*Task:* Repeat the entries beneath in their entirety, precisely as given.

*Records for the task:*
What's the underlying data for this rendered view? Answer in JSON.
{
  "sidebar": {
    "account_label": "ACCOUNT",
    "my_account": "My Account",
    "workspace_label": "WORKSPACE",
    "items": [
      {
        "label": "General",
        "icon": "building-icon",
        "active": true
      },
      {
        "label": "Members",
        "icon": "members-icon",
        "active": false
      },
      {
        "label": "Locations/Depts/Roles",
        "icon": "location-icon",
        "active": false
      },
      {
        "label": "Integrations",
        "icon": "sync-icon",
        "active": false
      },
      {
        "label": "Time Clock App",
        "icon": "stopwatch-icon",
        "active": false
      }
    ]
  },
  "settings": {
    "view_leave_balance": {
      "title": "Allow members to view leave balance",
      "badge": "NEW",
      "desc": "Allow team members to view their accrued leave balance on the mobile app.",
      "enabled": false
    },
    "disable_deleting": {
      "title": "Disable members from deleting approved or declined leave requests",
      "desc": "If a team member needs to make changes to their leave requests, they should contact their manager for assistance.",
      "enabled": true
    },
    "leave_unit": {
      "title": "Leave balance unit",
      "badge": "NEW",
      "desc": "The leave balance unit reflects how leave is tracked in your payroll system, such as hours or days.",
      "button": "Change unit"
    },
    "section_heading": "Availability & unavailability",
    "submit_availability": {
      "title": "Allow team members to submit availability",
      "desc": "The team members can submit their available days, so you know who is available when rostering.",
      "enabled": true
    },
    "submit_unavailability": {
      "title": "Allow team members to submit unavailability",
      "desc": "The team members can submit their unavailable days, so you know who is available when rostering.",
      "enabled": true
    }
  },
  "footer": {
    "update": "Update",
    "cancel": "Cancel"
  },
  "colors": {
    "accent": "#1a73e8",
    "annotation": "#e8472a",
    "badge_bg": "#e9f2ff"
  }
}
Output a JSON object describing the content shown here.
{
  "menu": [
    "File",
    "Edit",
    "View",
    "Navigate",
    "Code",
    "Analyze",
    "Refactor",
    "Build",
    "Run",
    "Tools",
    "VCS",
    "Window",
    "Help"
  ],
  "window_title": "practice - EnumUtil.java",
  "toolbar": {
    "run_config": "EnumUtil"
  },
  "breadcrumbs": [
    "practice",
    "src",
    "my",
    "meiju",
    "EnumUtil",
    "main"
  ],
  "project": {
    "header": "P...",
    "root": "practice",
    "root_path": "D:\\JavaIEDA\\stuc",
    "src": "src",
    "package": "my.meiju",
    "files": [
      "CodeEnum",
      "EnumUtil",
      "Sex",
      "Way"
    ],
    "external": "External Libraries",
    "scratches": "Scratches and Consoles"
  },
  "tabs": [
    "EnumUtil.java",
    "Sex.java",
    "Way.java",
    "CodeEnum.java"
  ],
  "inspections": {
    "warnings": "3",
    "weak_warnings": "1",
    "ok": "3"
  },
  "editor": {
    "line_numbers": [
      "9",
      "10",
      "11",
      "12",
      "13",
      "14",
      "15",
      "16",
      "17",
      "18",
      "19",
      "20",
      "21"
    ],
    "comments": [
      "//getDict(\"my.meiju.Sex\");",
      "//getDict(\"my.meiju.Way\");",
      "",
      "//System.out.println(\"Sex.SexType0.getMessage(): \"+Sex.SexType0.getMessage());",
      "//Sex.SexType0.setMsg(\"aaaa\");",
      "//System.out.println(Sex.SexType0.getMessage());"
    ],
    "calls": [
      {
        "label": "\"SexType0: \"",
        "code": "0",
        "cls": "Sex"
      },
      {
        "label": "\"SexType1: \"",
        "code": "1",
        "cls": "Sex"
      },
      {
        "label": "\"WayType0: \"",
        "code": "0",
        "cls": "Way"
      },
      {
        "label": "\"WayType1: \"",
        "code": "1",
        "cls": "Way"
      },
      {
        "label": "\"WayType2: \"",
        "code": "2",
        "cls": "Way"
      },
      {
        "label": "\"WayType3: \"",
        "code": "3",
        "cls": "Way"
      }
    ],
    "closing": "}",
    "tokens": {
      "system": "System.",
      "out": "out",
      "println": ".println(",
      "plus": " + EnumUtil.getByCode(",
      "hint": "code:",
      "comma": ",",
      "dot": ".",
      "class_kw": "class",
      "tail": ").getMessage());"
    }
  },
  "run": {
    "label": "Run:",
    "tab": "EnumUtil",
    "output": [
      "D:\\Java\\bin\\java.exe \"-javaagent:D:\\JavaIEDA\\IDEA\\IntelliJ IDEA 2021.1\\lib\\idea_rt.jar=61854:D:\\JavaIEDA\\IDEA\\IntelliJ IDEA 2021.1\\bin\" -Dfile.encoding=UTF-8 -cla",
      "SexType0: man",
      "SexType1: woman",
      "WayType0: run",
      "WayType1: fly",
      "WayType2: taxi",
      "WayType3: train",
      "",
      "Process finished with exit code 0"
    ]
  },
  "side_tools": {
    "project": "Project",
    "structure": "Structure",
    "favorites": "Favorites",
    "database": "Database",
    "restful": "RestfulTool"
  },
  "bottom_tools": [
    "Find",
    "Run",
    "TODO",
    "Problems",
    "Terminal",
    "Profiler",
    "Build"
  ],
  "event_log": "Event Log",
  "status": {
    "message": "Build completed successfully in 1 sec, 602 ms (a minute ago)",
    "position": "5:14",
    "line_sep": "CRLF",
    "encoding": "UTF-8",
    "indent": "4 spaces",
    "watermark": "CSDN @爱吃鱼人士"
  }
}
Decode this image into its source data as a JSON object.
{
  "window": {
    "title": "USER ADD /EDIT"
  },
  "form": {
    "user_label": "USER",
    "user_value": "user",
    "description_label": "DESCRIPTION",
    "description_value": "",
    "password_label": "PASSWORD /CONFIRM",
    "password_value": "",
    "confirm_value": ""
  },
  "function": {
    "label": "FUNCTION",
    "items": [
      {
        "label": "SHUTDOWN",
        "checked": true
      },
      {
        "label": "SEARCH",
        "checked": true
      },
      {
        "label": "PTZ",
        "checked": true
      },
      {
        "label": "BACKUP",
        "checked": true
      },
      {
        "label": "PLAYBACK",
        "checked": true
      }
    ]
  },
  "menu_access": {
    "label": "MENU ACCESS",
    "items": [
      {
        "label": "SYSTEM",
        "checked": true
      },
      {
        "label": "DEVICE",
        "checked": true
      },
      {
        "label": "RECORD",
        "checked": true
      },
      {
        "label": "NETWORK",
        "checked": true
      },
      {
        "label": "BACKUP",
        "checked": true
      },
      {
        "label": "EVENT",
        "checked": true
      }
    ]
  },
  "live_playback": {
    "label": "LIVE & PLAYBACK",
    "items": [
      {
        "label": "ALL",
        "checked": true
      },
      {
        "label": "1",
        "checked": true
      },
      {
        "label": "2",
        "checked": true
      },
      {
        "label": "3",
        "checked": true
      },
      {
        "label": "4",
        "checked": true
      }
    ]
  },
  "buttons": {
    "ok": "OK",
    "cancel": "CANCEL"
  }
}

*Your solution:*
What's the underlying data for this rendered view? Answer in JSON.
{
  "sidebar": {
    "account_label": "ACCOUNT",
    "my_account": "My Account",
    "workspace_label": "WORKSPACE",
    "items": [
      {
        "label": "General",
        "icon": "building-icon",
        "active": true
      },
      {
        "label": "Members",
        "icon": "members-icon",
        "active": false
      },
      {
        "label": "Locations/Depts/Roles",
        "icon": "location-icon",
        "active": false
      },
      {
        "label": "Integrations",
        "icon": "sync-icon",
        "active": false
      },
      {
        "label": "Time Clock App",
        "icon": "stopwatch-icon",
        "active": false
      }
    ]
  },
  "settings": {
    "view_leave_balance": {
      "title": "Allow members to view leave balance",
      "badge": "NEW",
      "desc": "Allow team members to view their accrued leave balance on the mobile app.",
      "enabled": false
    },
    "disable_deleting": {
      "title": "Disable members from deleting approved or declined leave requests",
      "desc": "If a team member needs to make changes to their leave requests, they should contact their manager for assistance.",
      "enabled": true
    },
    "leave_unit": {
      "title": "Leave balance unit",
      "badge": "NEW",
      "desc": "The leave balance unit reflects how leave is tracked in your payroll system, such as hours or days.",
      "button": "Change unit"
    },
    "section_heading": "Availability & unavailability",
    "submit_availability": {
      "title": "Allow team members to submit availability",
      "desc": "The team members can submit their available days, so you know who is available when rostering.",
      "enabled": true
    },
    "submit_unavailability": {
      "title": "Allow team members to submit unavailability",
      "desc": "The team members can submit their unavailable days, so you know who is available when rostering.",
      "enabled": true
    }
  },
  "footer": {
    "update": "Update",
    "cancel": "Cancel"
  },
  "colors": {
    "accent": "#1a73e8",
    "annotation": "#e8472a",
    "badge_bg": "#e9f2ff"
  }
}
Output a JSON object describing the content shown here.
{
  "menu": [
    "File",
    "Edit",
    "View",
    "Navigate",
    "Code",
    "Analyze",
    "Refactor",
    "Build",
    "Run",
    "Tools",
    "VCS",
    "Window",
    "Help"
  ],
  "window_title": "practice - EnumUtil.java",
  "toolbar": {
    "run_config": "EnumUtil"
  },
  "breadcrumbs": [
    "practice",
    "src",
    "my",
    "meiju",
    "EnumUtil",
    "main"
  ],
  "project": {
    "header": "P...",
    "root": "practice",
    "root_path": "D:\\JavaIEDA\\stuc",
    "src": "src",
    "package": "my.meiju",
    "files": [
      "CodeEnum",
      "EnumUtil",
      "Sex",
      "Way"
    ],
    "external": "External Libraries",
    "scratches": "Scratches and Consoles"
  },
  "tabs": [
    "EnumUtil.java",
    "Sex.java",
    "Way.java",
    "CodeEnum.java"
  ],
  "inspections": {
    "warnings": "3",
    "weak_warnings": "1",
    "ok": "3"
  },
  "editor": {
    "line_numbers": [
      "9",
      "10",
      "11",
      "12",
      "13",
      "14",
      "15",
      "16",
      "17",
      "18",
      "19",
      "20",
      "21"
    ],
    "comments": [
      "//getDict(\"my.meiju.Sex\");",
      "//getDict(\"my.meiju.Way\");",
      "",
      "//System.out.println(\"Sex.SexType0.getMessage(): \"+Sex.SexType0.getMessage());",
      "//Sex.SexType0.setMsg(\"aaaa\");",
      "//System.out.println(Sex.SexType0.getMessage());"
    ],
    "calls": [
      {
        "label": "\"SexType0: \"",
        "code": "0",
        "cls": "Sex"
      },
      {
        "label": "\"SexType1: \"",
        "code": "1",
        "cls": "Sex"
      },
      {
        "label": "\"WayType0: \"",
        "code": "0",
        "cls": "Way"
      },
      {
        "label": "\"WayType1: \"",
        "code": "1",
        "cls": "Way"
      },
      {
        "label": "\"WayType2: \"",
        "code": "2",
        "cls": "Way"
      },
      {
        "label": "\"WayType3: \"",
        "code": "3",
        "cls": "Way"
      }
    ],
    "closing": "}",
    "tokens": {
      "system": "System.",
      "out": "out",
      "println": ".println(",
      "plus": " + EnumUtil.getByCode(",
      "hint": "code:",
      "comma": ",",
      "dot": ".",
      "class_kw": "class",
      "tail": ").getMessage());"
    }
  },
  "run": {
    "label": "Run:",
    "tab": "EnumUtil",
    "output": [
      "D:\\Java\\bin\\java.exe \"-javaagent:D:\\JavaIEDA\\IDEA\\IntelliJ IDEA 2021.1\\lib\\idea_rt.jar=61854:D:\\JavaIEDA\\IDEA\\IntelliJ IDEA 2021.1\\bin\" -Dfile.encoding=UTF-8 -cla",
      "SexType0: man",
      "SexType1: woman",
      "WayType0: run",
      "WayType1: fly",
      "WayType2: taxi",
      "WayType3: train",
      "",
      "Process finished with exit code 0"
    ]
  },
  "side_tools": {
    "project": "Project",
    "structure": "Structure",
    "favorites": "Favorites",
    "database": "Database",
    "restful": "RestfulTool"
  },
  "bottom_tools": [
    "Find",
    "Run",
    "TODO",
    "Problems",
    "Terminal",
    "Profiler",
    "Build"
  ],
  "event_log": "Event Log",
  "status": {
    "message": "Build completed successfully in 1 sec, 602 ms (a minute ago)",
    "position": "5:14",
    "line_sep": "CRLF",
    "encoding": "UTF-8",
    "indent": "4 spaces",
    "watermark": "CSDN @爱吃鱼人士"
  }
}
Decode this image into its source data as a JSON object.
{
  "window": {
    "title": "USER ADD /EDIT"
  },
  "form": {
    "user_label": "USER",
    "user_value": "user",
    "description_label": "DESCRIPTION",
    "description_value": "",
    "password_label": "PASSWORD /CONFIRM",
    "password_value": "",
    "confirm_value": ""
  },
  "function": {
    "label": "FUNCTION",
    "items": [
      {
        "label": "SHUTDOWN",
        "checked": true
      },
      {
        "label": "SEARCH",
        "checked": true
      },
      {
        "label": "PTZ",
        "checked": true
      },
      {
        "label": "BACKUP",
        "checked": true
      },
      {
        "label": "PLAYBACK",
        "checked": true
      }
    ]
  },
  "menu_access": {
    "label": "MENU ACCESS",
    "items": [
      {
        "label": "SYSTEM",
        "checked": true
      },
      {
        "label": "DEVICE",
        "checked": true
      },
      {
        "label": "RECORD",
        "checked": true
      },
      {
        "label": "NETWORK",
        "checked": true
      },
      {
        "label": "BACKUP",
        "checked": true
      },
      {
        "label": "EVENT",
        "checked": true
      }
    ]
  },
  "live_playback": {
    "label": "LIVE & PLAYBACK",
    "items": [
      {
        "label": "ALL",
        "checked": true
      },
      {
        "label": "1",
        "checked": true
      },
      {
        "label": "2",
        "checked": true
      },
      {
        "label": "3",
        "checked": true
      },
      {
        "label": "4",
        "checked": true
      }
    ]
  },
  "buttons": {
    "ok": "OK",
    "cancel": "CANCEL"
  }
}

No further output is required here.